Problem details: Tally the lines in the listing below that include "test". Answer with the count and nothing more.
*** Opening of Records shown ***
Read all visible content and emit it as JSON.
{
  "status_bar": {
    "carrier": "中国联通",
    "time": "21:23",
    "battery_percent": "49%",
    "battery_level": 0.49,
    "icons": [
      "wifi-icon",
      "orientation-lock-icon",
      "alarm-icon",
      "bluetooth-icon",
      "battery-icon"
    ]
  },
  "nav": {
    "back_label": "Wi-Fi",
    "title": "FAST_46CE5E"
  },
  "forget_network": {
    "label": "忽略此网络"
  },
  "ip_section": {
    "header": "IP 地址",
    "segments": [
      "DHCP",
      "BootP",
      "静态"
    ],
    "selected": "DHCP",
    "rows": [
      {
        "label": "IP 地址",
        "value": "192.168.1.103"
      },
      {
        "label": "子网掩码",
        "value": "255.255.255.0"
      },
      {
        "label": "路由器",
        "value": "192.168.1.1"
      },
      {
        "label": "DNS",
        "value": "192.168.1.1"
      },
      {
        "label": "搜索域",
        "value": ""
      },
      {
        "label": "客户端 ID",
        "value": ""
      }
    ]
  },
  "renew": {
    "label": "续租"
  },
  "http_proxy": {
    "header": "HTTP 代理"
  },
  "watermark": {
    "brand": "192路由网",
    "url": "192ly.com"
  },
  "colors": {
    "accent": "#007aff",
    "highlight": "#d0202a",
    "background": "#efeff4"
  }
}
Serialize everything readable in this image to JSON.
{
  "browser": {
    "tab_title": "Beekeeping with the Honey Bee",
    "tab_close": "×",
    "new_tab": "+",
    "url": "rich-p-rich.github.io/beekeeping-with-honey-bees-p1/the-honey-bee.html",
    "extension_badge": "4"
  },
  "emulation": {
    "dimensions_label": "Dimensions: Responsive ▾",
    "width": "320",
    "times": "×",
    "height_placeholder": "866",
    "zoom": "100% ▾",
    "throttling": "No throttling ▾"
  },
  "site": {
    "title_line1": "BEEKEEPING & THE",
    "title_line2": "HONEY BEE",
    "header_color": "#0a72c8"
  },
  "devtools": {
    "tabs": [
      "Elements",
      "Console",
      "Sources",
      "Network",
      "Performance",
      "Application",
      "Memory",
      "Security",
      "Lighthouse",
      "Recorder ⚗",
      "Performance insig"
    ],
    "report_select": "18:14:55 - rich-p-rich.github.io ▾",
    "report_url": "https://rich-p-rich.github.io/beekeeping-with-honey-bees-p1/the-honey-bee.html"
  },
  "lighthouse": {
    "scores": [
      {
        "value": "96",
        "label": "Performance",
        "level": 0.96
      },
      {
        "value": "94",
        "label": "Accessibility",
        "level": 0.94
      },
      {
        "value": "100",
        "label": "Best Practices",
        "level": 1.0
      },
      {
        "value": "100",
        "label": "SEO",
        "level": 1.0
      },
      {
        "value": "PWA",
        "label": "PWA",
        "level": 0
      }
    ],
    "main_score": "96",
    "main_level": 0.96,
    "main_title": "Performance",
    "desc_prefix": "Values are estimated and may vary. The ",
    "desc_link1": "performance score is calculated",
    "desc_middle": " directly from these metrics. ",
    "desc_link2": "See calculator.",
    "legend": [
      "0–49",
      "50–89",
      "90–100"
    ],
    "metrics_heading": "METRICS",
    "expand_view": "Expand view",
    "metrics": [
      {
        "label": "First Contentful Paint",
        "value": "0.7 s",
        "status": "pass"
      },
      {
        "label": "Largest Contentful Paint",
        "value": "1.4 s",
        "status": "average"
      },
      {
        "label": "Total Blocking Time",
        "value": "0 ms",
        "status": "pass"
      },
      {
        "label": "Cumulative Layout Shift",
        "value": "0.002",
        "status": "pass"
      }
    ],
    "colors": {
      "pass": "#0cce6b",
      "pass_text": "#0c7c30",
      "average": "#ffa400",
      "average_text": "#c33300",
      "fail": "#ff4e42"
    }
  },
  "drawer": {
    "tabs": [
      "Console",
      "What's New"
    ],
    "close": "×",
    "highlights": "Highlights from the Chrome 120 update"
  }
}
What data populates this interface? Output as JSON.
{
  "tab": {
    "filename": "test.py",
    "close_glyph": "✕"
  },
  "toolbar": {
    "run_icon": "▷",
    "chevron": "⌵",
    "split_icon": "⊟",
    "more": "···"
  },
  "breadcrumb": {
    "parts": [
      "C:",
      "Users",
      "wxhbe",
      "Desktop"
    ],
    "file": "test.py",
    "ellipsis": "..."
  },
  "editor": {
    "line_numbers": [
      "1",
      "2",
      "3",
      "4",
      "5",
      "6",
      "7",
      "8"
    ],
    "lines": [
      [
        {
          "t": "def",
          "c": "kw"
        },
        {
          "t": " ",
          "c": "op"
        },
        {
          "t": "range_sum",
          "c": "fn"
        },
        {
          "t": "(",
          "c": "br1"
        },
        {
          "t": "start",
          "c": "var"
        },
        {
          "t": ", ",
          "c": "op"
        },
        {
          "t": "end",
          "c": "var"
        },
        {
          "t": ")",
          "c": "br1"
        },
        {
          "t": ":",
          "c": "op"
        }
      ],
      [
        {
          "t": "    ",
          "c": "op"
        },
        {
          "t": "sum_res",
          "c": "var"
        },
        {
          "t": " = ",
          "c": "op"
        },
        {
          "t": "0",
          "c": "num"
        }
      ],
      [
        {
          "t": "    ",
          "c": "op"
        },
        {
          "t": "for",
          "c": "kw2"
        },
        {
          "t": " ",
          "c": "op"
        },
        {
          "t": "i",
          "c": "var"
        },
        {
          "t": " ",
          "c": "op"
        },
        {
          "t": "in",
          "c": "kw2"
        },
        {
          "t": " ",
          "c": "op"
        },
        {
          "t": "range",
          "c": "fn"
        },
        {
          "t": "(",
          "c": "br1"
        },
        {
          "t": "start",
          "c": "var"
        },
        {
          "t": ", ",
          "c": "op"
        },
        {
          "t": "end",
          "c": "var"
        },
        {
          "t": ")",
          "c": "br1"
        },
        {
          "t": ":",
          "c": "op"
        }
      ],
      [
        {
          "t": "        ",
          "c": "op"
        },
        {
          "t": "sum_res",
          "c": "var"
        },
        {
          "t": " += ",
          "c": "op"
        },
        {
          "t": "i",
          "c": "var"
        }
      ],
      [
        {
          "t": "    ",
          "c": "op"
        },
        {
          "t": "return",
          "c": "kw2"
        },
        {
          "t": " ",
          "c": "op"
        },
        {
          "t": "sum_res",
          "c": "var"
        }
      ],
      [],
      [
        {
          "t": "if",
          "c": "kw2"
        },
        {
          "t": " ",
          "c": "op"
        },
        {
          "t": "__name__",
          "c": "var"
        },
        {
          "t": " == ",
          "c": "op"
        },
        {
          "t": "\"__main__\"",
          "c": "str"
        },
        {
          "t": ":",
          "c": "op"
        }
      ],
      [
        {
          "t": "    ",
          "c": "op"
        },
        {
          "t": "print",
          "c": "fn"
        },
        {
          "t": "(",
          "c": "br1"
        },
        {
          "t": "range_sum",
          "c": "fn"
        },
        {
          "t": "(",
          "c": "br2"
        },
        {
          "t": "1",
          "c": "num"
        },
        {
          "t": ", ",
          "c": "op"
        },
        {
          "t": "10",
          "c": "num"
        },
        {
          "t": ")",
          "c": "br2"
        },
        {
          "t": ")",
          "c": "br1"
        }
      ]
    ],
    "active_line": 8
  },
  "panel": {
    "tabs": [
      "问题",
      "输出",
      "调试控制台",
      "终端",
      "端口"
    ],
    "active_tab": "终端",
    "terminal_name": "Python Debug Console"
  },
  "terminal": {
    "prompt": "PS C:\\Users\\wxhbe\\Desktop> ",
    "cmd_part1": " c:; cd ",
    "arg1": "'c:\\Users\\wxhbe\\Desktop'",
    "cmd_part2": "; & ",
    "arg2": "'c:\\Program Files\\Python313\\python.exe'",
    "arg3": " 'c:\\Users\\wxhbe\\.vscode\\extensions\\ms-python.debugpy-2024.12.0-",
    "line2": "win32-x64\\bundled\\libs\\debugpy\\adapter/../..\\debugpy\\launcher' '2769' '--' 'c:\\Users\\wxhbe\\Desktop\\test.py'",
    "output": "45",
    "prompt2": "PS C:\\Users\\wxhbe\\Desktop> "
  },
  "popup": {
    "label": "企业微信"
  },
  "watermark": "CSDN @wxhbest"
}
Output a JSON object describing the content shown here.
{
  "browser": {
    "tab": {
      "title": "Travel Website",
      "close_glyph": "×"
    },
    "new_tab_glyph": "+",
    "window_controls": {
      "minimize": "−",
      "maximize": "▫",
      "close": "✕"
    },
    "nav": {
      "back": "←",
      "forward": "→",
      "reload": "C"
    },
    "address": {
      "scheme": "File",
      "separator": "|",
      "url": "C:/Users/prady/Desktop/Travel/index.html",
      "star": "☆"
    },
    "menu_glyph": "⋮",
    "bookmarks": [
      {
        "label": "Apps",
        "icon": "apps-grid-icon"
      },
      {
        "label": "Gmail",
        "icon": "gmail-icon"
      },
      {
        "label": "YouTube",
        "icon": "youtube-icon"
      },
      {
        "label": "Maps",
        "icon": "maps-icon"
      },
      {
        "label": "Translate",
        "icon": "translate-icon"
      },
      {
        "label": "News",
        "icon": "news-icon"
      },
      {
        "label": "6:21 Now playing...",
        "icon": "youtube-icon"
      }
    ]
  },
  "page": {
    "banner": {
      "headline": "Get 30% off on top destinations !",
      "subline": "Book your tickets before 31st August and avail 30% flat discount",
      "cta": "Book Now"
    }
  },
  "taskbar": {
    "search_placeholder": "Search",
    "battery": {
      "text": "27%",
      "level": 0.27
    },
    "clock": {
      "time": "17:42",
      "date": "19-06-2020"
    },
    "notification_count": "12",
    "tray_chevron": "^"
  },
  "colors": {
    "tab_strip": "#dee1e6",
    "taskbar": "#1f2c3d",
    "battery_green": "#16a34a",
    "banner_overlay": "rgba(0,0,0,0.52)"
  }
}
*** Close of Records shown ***
Your response: 3